For those ofyou, not too familiar  with the ETL market, I just want to point out that the commercial ETL vendors have made 'connectivity' their personal cash cow over the last decennium. Looking at Informatica standard edition for instance, you might notice the little footnote reference next to the words 'Get access'. Yep that cute little floating 1 which translates at the bottom of the page into 'When complemented by Informatica PowerExchange'.  How many customers do they have that by Informatica PowerCenter standard edition for a figure with 5 zero's, without the need to 'Get access' to data? Euh, does not compute ......

But back to the topic. So, I'm a happy data warehouser, able to get all connectivity I want , for free. That is I was until now. I unzipped kettle and wanted to connect to DB2 on zOS and the following horrible message showed up:

The version of the IBM Universal JDBC driver in use is not licensed for connectivity to QDB2/ databases.

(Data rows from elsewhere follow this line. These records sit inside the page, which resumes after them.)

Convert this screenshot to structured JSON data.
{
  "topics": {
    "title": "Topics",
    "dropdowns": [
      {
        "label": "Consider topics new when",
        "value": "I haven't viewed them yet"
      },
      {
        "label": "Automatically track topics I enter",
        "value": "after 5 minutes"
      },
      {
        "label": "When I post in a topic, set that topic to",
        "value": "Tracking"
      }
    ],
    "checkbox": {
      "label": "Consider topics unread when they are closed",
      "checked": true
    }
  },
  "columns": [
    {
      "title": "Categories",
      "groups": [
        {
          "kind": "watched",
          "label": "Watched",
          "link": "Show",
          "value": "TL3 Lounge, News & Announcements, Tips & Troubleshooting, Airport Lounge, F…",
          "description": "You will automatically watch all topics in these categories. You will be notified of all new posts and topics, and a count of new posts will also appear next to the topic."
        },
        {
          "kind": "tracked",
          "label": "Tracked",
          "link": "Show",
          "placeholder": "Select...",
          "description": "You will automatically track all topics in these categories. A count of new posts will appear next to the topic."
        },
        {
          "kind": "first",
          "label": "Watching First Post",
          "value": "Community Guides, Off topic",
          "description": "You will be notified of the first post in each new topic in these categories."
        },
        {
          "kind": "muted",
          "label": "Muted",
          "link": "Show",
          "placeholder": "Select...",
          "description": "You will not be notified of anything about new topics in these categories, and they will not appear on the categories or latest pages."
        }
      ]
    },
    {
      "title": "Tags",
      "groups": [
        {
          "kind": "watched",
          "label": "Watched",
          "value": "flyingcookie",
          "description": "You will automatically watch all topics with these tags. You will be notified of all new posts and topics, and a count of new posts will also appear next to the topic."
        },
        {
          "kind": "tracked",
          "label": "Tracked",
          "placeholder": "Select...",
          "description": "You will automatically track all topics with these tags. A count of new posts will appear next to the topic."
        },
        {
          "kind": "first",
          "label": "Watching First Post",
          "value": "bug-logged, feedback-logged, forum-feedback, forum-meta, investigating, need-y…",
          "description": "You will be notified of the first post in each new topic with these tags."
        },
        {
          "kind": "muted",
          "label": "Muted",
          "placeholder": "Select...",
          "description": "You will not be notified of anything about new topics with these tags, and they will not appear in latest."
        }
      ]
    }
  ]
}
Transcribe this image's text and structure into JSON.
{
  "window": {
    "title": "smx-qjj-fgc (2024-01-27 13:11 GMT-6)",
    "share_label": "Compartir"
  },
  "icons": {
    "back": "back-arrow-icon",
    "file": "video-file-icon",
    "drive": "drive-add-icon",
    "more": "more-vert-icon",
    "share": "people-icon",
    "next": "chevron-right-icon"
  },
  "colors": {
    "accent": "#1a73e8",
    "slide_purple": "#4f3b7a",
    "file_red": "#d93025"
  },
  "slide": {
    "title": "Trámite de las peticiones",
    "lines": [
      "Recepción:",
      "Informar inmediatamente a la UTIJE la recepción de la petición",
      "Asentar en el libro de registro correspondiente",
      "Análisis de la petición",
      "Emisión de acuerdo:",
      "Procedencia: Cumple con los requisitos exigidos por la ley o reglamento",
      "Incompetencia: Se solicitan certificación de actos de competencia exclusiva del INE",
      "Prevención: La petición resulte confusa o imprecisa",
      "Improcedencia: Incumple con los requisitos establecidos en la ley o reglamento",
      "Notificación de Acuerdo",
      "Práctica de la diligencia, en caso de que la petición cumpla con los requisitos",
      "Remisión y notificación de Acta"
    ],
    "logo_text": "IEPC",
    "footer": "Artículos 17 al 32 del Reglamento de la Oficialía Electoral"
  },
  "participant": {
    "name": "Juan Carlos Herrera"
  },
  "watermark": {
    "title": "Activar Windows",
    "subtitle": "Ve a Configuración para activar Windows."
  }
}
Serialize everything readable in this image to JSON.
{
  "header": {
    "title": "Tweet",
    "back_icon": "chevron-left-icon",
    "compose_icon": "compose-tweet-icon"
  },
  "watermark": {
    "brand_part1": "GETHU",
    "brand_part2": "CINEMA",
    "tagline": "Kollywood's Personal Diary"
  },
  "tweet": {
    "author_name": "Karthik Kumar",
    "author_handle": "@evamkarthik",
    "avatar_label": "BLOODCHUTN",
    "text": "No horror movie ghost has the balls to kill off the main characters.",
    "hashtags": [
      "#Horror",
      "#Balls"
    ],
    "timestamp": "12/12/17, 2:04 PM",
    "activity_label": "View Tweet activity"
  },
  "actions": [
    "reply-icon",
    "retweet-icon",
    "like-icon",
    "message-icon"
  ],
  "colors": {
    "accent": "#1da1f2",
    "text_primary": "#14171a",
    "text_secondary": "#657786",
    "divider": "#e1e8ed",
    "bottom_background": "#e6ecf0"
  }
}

To connect to this DB2 server, please obtain a licensed copy of the IBM DB2 Universal Driver for JDBC and SQLJ.

Bummer. It seems that the JDBC drivers delivered by IBM require a license file.

As of DB2 UDB v8.1.2 the Universal JDBC driver requires a license JAR file to be in the CLASSPATH along with the db2jcc.jar file. Here are the names of the required license JAR files:
  • For CloudscapeTM Network Server V5.1: db2jcc_license_c.jar
  • For DB2 UDB V8 for Linux, UNIX, and Windows servers: db2jcc_license_cu.jar
  • For DB2 UDB for iSeries® and z/OS servers (provided with DB2 Connect and DB2 Enterprise Server Edition): db2jcc_license_cisuz.jar

Of course I cannot blame PDI for the functioning of IBM's JDBC drivers. Obviously also Big Blue has it's cash cows, being in this case the expensive mainframe platform that many a customer cannot get rid off. And so these customers can couch up the $$$ and I can forget about using PDI for a quick proof of concept.

Just when I got used to everything just everything being available when I needed it.


February 18, 2010

ETL is IO bound

... which doesn't stop Pentaho Data Integration from optimally using all the CPU power it can get out off that old Windows 2000 hag we are developing on  :-)

February 17, 2010

to trim or not to trim

While converting a series of Datastage ETL jobs to Pentaho Data Integration, I came across the following statement used in Datastage:


Funny enough the Datastage trim function doesn't just remove trailing or leading blanks. It also removes "multiple occurrences of blanks to a single occurrence of a blank", as nicely documented here. So trim('__Hello_____World') would yield 'Hello_World' as result (where _ stands for a blank. Not exactly what you would expect when you see a simple trim function. Yet, this setting is the standard behavior of the trim function in Datastage. Not very intuitive, neither in line with how a trim function is implemented in most databases or ETL tools.

Obviously this type of trim has it usage. But, while imitating this functionality using Pentaho data integration wasn't an issue, you might wonder whether this is actually a desired standard behavior for a trim function?


February 1, 2010


another day another customer


dirty apple keyboards meets bosh

Lately my apple keyboard was getting a bit hard to work on. Most of the keys had become 'sticky keys' - even though I thought that to be a Windows concept - but which seems only logical after 4 years of heavy duty without one single moment of personal hygiene. So I thought it was time it deserved a treatment.
After a short information round on the net, I discovered that this - see the picture - was a possible solution. In two hours I'll know more about this experiment :-/